Landmark events don't come much bigger than this. Not only does the opening of the Henry VI trilogy mark the launch of Shakespeare's eight-play history cycle, to be performed "deep into 2008", it also sees the inauguration of the temporary Courtyard Theatre which will be the RSC's home while the Royal Shakespeare Theatre is rebuilt next year.
When he staged the trilogy five years ago, Michael Boyd gained critical acclaim, the only reservations centring on the limitations of the Swan Theatre. Although the new theatre is, in essence, the Swan writ large, it enables Boyd to open up the action to thrilling effect. The whole of the arena is incorporated as actors descend from ladders, ropes, or gantries, use all points of the galleries, or mount to the rafters, alive and 'dead'.
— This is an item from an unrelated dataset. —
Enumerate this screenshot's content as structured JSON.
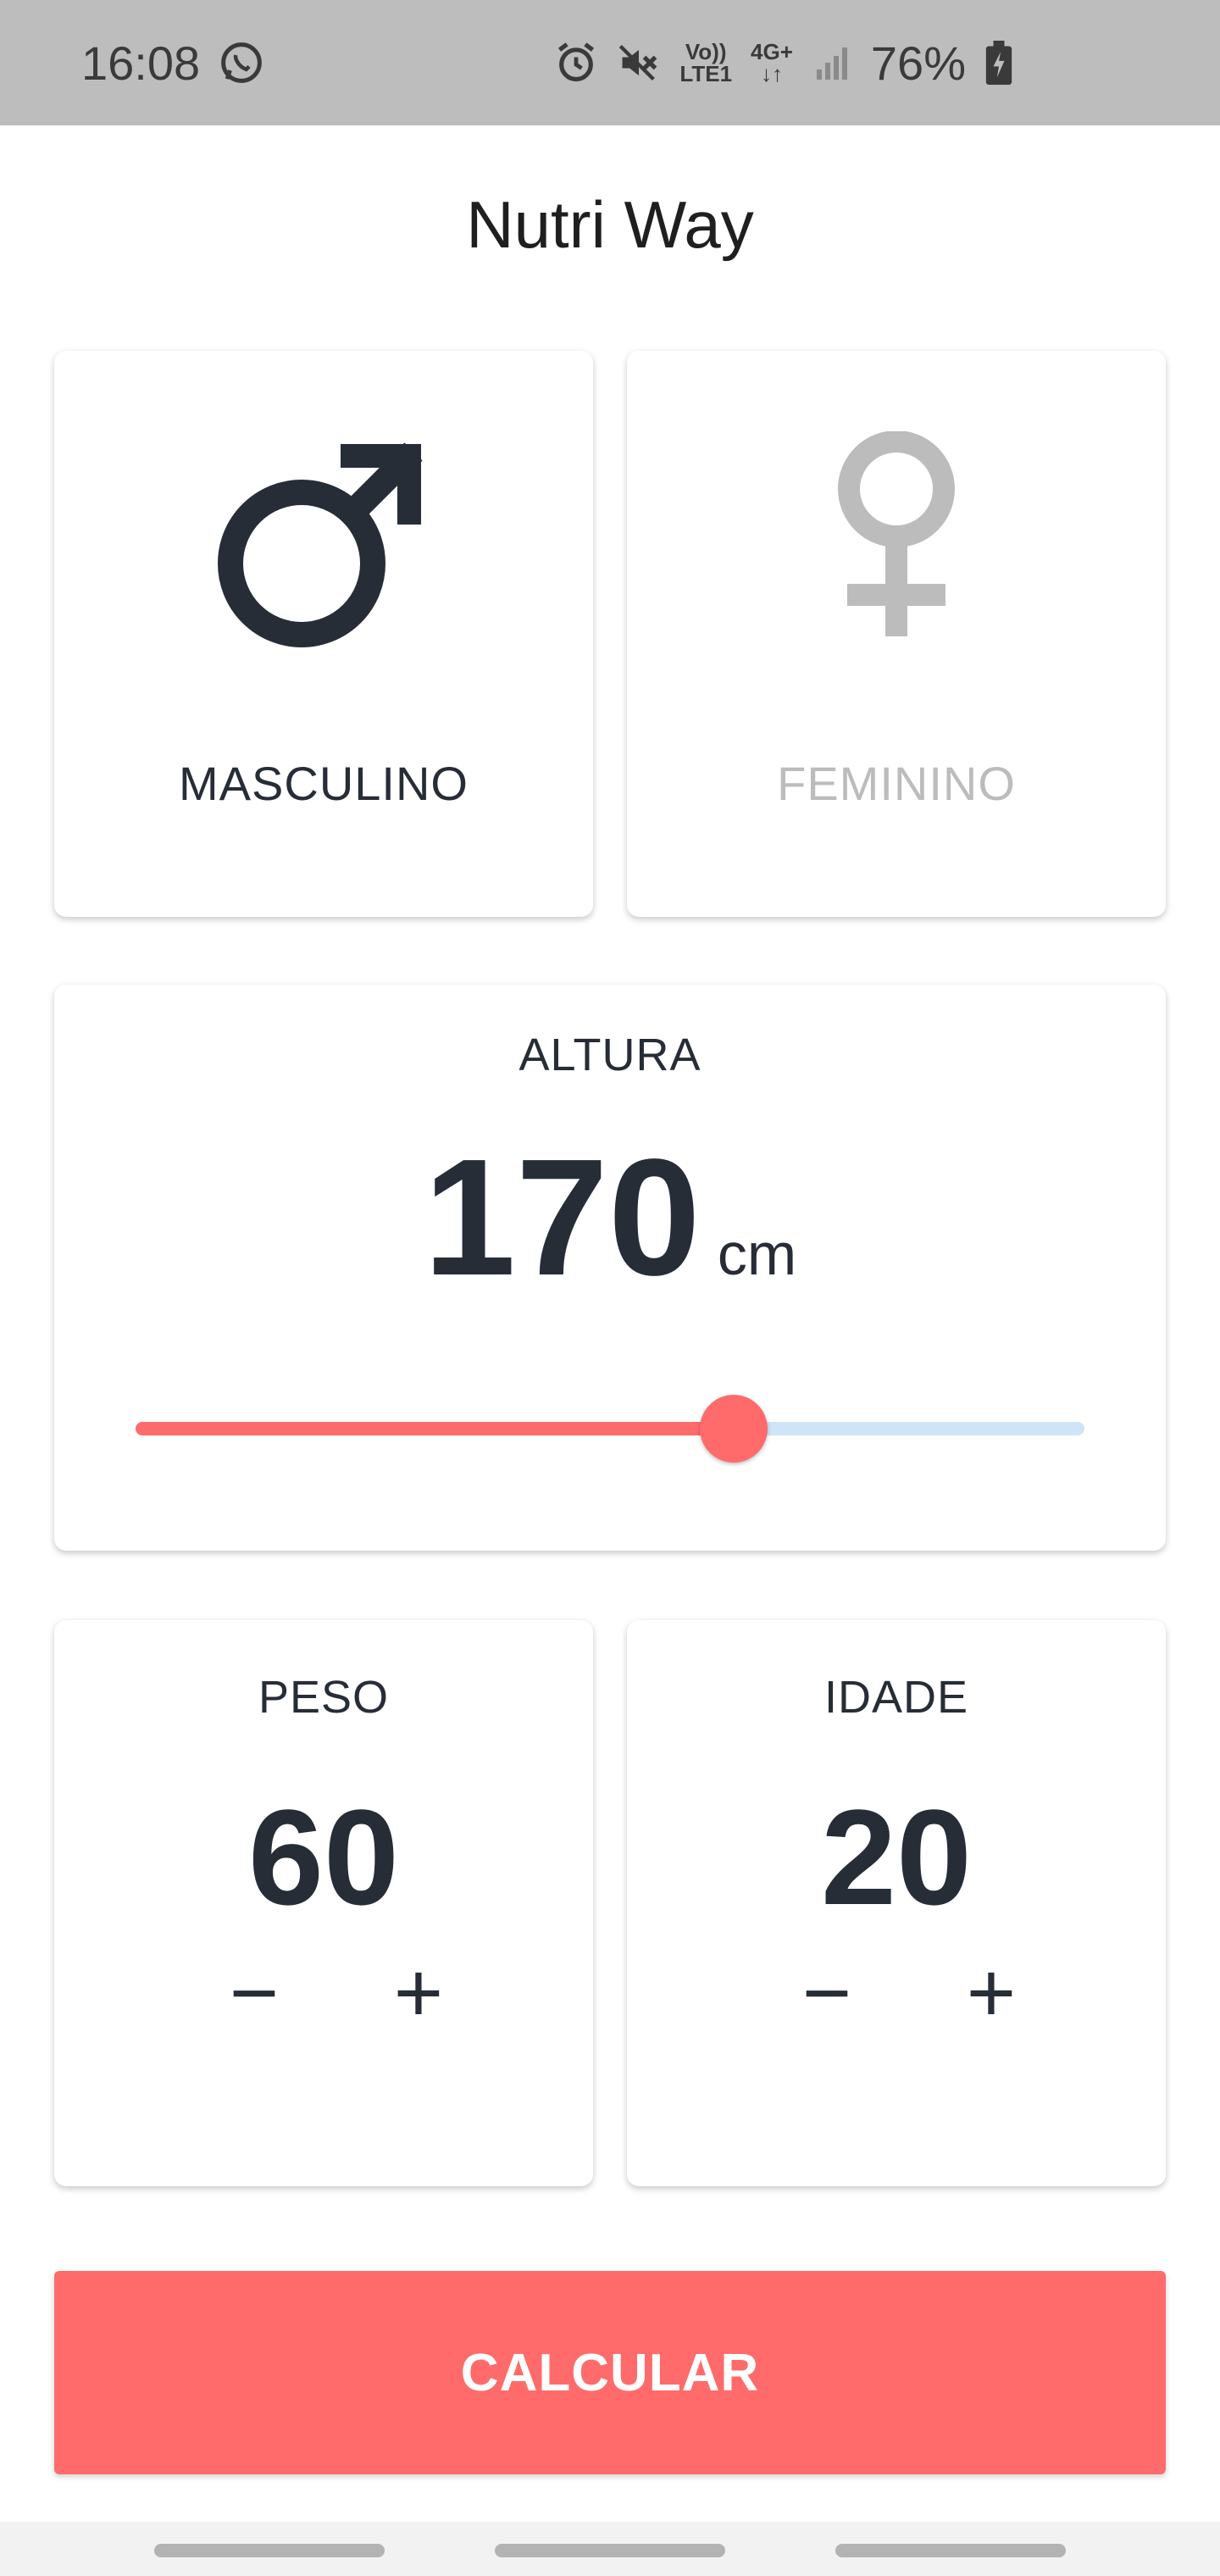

Henry VI Part One opens with the death of Henry V who slowly descends, in sepulchral light, Tom Piper's metal tower at the rear of the stage before coughing up blood and slithering into his grave. But even as courtiers emerge to deliver their obsequies over his unburied corpse, a stream of messengers arrive with reports of mounting losses in the wake of armed uprising in France. Action shuttles between an England increasingly riven by faction and war overseas.
Boyd likens the trilogy to a Tudor soap. The plus side is an epic sweep and a narrative drive. The downside is the sketchy, two-dimensional nature of many of the characters here and an excess of rhetoric, mercifully trimmed.
Ultimately, although the play is action-packed, the sound and fury of the many battle scenes pall and John McKay as the foppish and pusillanimous Dauphin of France and his equally craven sidekicks afford welcome comic relief.
Among those who also shine are Geoffrey Freshwater, as the rapacious Bishop of Winchester, Richard Cordery as Humphrey, the Duke of Gloucester, Keith Bartlett as the "brave and tiresome" Talbot and Katy Stephens as a far from saintly Joan of Arc, who also doubles as Margaret, Henry VI's queen-to-be at the end of the play. Chuk Iwuji, who plays Henry this time around, has little to do here, but moves adeptly from wide-eyed innocence to growing impotent horror.
This is sophomore Shakespeare, but Shakespeare none the less and exhilaratingly staged.